    I've added you to my Blogs I Follow list on my Just Add Water Blog (link below) as I amalgamated Gewalthaufen and La Journee into just the one blog.

  7. Hi Darrell

    I have added that to my blog list - I didn't realise you had consolidated the blogs.

    Yep the Hungarians are quite a tricky one to research, especially some of the battles like Tarcal and Szávaszentdemeter, google translate has come in handy for those clashes.

    For images Gyozo Somogyi's "The Army of King Matthias 1458-1526" is really great, although it has very little text:

    If you can find it in a library (as it is prohibitively expensive) the most detailed account of the campaigns is "From Nicopolis to Mohács: A History of Ottoman-Hungarian Warfare, 1389-1526"

    The detail in this - especially on the Black Army - is really good.

    As a detailed look at the appearance of some of the troop types in Eastern Europe in the early 16th Century I would also recommend this article on the Orsha painting:

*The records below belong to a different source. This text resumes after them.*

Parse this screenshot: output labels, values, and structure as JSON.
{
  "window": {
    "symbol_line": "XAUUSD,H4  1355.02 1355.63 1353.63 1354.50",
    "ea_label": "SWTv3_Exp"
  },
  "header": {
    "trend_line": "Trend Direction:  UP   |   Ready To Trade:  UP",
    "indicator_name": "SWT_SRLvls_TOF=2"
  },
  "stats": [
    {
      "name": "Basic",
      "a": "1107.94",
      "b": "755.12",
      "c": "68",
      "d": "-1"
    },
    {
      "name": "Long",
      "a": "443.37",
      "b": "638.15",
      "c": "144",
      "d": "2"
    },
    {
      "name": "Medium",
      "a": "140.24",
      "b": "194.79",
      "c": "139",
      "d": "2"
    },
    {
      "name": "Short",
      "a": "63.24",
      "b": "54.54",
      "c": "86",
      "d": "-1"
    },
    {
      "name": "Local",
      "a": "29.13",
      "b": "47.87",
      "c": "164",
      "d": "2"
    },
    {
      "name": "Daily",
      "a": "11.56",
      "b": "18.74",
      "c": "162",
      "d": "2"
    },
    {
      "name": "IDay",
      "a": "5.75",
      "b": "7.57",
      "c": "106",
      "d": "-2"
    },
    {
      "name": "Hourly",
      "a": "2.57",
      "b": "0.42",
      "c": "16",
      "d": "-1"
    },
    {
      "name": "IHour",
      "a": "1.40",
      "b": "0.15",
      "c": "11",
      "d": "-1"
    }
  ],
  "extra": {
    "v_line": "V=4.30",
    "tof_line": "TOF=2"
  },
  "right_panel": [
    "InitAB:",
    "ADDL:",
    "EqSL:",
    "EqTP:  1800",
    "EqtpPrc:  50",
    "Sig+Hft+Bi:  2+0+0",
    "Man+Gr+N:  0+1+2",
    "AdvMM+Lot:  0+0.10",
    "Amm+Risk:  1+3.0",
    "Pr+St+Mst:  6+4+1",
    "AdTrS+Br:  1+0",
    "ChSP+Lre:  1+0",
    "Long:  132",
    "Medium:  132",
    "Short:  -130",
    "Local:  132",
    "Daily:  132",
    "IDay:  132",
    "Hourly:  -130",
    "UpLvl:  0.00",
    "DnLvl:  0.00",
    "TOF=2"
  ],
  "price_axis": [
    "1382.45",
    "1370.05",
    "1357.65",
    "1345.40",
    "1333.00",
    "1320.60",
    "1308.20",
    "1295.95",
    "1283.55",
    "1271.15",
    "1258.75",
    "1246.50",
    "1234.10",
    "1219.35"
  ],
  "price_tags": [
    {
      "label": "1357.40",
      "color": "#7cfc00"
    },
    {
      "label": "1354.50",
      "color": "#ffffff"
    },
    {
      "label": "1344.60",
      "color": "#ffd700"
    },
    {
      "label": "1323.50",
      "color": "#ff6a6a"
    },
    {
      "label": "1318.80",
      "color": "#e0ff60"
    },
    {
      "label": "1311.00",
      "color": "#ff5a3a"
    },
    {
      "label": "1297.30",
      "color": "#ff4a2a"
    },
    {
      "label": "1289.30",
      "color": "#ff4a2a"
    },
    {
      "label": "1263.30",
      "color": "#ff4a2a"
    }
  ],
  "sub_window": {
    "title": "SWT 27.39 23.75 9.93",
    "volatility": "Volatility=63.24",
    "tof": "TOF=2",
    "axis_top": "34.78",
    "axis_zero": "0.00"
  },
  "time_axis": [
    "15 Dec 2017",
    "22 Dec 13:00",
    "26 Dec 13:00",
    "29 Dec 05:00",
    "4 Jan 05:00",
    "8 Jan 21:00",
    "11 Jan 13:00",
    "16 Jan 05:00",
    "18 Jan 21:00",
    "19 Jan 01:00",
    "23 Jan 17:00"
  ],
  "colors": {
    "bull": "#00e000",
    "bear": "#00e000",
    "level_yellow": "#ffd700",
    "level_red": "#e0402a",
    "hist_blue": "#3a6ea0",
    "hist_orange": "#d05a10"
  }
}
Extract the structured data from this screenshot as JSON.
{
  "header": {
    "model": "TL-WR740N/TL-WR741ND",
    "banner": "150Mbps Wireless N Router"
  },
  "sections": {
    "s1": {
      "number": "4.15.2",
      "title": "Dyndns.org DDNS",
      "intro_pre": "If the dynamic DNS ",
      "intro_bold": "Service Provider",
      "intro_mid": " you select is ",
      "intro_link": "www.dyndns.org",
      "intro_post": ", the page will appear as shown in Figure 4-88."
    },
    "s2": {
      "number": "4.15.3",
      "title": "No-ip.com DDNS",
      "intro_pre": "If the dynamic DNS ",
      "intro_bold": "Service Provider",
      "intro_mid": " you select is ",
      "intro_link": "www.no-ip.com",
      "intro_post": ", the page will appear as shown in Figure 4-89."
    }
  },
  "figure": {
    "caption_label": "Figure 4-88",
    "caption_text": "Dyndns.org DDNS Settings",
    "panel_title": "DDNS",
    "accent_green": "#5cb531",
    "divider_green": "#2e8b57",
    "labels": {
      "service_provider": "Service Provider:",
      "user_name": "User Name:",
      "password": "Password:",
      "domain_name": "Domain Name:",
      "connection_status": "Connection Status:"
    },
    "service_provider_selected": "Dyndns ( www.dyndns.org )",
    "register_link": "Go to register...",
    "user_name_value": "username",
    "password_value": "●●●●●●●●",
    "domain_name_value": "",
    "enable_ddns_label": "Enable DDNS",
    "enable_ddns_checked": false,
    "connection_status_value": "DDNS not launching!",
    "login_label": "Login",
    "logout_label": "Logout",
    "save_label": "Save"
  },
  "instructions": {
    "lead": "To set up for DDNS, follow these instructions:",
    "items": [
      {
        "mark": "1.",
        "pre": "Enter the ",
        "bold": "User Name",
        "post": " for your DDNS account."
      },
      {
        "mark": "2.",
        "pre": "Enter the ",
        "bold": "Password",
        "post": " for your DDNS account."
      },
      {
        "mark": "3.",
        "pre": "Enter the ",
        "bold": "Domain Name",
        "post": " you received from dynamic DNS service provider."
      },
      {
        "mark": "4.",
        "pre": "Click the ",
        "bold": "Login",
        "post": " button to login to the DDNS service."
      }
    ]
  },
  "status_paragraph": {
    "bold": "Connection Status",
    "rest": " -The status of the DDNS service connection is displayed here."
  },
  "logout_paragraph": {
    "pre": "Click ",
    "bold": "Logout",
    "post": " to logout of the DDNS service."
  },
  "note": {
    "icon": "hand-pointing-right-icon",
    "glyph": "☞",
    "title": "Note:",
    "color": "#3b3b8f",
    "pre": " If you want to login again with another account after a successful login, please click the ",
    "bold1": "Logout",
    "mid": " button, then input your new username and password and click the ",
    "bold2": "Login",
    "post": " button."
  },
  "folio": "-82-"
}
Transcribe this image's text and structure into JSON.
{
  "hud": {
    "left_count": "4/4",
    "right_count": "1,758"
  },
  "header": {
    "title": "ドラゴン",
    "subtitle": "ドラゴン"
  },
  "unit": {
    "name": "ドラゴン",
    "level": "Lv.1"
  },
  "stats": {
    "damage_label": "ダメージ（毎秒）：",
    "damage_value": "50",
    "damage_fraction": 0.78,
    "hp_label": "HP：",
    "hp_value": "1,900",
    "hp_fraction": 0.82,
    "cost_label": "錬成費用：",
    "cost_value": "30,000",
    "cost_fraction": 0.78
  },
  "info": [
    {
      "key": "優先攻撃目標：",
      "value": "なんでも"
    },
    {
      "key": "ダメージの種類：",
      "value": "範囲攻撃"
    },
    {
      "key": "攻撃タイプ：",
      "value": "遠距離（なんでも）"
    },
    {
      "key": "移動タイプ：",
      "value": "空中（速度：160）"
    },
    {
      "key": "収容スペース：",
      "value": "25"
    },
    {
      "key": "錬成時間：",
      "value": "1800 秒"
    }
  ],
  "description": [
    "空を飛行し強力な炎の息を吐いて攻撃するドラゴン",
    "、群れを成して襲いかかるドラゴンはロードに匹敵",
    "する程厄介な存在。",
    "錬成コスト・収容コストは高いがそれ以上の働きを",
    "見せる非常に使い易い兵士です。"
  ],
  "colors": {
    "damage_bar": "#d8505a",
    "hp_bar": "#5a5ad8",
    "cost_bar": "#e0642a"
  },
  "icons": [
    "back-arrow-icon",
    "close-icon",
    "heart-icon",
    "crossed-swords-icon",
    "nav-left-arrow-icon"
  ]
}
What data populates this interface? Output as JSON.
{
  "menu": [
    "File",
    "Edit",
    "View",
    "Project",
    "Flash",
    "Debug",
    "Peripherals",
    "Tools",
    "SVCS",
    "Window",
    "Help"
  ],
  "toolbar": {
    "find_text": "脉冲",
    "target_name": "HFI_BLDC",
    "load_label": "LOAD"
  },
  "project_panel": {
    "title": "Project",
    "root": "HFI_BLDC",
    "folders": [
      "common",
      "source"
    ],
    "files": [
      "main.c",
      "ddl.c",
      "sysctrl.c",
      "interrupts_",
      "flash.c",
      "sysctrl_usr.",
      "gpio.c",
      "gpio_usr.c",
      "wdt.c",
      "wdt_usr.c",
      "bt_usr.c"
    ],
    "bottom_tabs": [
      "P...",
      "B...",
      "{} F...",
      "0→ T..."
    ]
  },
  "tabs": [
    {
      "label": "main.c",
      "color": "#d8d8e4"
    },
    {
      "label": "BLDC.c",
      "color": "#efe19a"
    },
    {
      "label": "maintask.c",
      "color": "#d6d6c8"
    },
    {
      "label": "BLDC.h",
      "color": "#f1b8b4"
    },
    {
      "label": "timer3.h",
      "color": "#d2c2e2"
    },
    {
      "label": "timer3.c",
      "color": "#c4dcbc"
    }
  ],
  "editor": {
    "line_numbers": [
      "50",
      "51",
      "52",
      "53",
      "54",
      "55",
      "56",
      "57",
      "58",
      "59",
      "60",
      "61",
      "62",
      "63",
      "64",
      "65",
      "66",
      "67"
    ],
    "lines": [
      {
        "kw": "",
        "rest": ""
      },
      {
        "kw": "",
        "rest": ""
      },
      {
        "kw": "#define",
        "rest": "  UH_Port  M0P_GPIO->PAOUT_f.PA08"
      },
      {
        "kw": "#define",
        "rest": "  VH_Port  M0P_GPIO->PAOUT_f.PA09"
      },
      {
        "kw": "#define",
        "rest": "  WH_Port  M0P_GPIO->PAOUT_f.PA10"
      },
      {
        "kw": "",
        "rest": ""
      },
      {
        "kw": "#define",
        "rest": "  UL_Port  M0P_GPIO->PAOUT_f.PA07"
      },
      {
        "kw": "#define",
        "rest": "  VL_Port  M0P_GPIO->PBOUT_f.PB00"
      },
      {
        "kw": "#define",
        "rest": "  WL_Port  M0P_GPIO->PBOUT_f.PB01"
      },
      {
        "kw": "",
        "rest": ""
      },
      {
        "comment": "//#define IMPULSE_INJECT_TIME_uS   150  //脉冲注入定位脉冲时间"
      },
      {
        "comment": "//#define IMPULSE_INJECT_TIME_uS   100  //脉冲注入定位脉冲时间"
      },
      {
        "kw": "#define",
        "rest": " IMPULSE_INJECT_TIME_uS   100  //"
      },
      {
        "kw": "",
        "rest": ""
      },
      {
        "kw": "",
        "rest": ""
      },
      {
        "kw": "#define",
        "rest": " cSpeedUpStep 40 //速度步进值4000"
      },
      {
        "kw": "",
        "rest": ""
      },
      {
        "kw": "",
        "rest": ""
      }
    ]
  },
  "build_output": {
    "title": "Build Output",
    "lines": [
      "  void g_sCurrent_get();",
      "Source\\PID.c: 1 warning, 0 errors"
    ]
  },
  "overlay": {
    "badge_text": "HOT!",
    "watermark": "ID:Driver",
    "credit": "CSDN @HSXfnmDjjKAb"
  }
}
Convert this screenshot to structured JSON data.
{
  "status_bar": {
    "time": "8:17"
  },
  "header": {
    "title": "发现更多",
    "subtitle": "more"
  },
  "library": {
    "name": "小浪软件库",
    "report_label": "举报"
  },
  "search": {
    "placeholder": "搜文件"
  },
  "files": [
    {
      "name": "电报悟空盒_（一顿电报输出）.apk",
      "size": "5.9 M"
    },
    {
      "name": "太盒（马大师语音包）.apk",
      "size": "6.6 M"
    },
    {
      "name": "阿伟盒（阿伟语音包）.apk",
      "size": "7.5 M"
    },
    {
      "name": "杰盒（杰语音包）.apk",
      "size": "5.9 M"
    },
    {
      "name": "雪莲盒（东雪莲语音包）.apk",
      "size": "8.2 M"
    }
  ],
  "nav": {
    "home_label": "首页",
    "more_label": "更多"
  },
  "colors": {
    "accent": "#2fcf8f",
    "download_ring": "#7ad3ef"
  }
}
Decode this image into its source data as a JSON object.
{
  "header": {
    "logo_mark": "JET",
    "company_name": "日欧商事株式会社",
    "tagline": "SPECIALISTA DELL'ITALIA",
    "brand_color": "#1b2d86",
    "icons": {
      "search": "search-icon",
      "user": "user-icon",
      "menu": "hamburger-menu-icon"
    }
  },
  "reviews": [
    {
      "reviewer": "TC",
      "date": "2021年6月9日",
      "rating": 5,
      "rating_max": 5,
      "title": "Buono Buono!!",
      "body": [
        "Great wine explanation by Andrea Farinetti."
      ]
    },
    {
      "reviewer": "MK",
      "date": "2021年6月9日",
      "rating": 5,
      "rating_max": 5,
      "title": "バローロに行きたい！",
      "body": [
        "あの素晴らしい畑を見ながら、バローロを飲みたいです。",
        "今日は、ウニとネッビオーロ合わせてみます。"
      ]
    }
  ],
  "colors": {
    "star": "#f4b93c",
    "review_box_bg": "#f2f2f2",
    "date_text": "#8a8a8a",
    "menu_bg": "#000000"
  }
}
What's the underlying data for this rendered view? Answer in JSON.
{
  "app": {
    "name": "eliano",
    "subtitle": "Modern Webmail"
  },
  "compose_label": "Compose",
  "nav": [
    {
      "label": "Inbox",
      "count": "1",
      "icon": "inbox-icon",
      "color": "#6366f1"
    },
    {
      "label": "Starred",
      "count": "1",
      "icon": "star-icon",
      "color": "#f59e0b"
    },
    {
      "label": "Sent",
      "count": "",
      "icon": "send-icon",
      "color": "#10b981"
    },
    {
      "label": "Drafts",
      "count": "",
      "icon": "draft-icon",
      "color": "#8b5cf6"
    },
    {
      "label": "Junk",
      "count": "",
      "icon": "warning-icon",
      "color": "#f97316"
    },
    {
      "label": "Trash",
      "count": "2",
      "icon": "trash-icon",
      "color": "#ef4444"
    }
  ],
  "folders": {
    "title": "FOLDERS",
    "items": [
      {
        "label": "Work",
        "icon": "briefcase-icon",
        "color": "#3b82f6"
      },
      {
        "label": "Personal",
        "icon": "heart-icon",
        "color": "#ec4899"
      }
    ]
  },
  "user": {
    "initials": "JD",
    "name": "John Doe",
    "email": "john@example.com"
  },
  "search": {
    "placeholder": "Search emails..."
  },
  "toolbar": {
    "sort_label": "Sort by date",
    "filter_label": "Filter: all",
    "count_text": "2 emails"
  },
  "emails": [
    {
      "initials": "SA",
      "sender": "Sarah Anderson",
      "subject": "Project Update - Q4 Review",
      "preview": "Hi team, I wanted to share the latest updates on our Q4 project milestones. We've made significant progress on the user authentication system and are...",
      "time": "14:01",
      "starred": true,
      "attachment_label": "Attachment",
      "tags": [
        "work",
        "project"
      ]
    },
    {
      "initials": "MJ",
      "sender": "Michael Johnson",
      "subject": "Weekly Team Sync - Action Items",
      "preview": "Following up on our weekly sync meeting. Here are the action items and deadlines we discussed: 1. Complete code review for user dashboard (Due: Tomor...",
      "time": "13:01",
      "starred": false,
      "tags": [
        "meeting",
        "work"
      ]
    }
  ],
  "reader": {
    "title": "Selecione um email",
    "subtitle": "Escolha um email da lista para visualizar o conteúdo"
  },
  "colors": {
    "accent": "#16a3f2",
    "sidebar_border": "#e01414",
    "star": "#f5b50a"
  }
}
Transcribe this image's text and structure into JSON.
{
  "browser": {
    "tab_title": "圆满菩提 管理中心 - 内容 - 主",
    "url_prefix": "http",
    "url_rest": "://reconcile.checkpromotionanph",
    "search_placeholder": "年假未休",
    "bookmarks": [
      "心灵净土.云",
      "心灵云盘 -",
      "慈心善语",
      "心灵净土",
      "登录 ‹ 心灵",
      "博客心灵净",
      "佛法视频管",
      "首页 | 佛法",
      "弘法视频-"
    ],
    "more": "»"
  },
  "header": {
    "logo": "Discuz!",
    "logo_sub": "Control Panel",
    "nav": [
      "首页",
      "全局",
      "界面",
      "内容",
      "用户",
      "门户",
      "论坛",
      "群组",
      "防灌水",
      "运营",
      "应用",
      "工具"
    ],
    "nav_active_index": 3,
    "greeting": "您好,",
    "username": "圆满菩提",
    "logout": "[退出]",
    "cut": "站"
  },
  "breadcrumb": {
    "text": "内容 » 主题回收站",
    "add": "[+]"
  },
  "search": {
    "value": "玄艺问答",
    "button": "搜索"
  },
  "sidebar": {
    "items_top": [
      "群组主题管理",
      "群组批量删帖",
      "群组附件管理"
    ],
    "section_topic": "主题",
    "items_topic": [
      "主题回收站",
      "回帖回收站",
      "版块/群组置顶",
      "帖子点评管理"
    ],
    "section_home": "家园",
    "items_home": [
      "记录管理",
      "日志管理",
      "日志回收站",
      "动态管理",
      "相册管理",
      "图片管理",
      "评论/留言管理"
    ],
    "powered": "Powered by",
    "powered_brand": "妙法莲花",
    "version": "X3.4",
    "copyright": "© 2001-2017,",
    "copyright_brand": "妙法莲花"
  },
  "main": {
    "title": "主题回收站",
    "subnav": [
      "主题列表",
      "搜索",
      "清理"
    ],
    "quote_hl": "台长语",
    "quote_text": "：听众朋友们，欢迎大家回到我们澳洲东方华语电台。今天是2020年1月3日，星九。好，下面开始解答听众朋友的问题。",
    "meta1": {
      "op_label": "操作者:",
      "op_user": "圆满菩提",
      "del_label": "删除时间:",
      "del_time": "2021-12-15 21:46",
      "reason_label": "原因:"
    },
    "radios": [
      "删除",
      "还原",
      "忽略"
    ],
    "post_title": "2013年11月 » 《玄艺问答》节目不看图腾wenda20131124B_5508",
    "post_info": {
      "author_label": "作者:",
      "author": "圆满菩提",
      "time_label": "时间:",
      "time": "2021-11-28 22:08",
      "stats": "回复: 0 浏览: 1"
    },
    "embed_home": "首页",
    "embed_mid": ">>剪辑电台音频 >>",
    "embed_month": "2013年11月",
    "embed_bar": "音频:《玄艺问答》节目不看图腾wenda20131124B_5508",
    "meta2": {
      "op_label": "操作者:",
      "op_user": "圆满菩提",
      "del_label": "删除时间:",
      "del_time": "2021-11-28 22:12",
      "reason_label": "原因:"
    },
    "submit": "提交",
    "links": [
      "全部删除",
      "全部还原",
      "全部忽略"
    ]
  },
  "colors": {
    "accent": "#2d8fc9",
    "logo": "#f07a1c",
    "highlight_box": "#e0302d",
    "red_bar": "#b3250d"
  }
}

    Really great detail and the appendices at the end showing sketches of the kit are excellent.

    1. Thanks Oli. I've just ordered a copy of Gyozo Somogyi's "The Army of King Matthias 1458-1526", which I got for just over £30 so quite lucky really with that.

      For From Nicopolis to Mohács: A History of Ottoman-Hungarian Warfare, 1389-1526: 63 I'm going to have to keep an eye out on ABE books as £120 is a bit steep. Also, it will depend on how the project goes- if I get really into it, then I'm sure I'll be happy to pay the £120 for the book.

      It's one of those things though, if you don't buy it now, it might not be there later- a conundrum indeed! :>)

      The Black Army has always been one in my minds eye for twenty years so I will probably succumb to temptation :)

    2. Oh, and thank you for the links.